Material shown:
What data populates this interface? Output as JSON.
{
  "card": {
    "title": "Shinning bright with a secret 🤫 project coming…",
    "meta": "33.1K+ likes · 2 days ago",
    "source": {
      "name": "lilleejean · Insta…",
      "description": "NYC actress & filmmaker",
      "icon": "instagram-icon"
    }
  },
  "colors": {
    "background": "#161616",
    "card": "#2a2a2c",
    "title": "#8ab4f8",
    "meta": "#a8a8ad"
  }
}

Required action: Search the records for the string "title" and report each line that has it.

Task response:
    "title": "Shinning bright with a secret 🤫 project coming…",
    "title": "#8ab4f8",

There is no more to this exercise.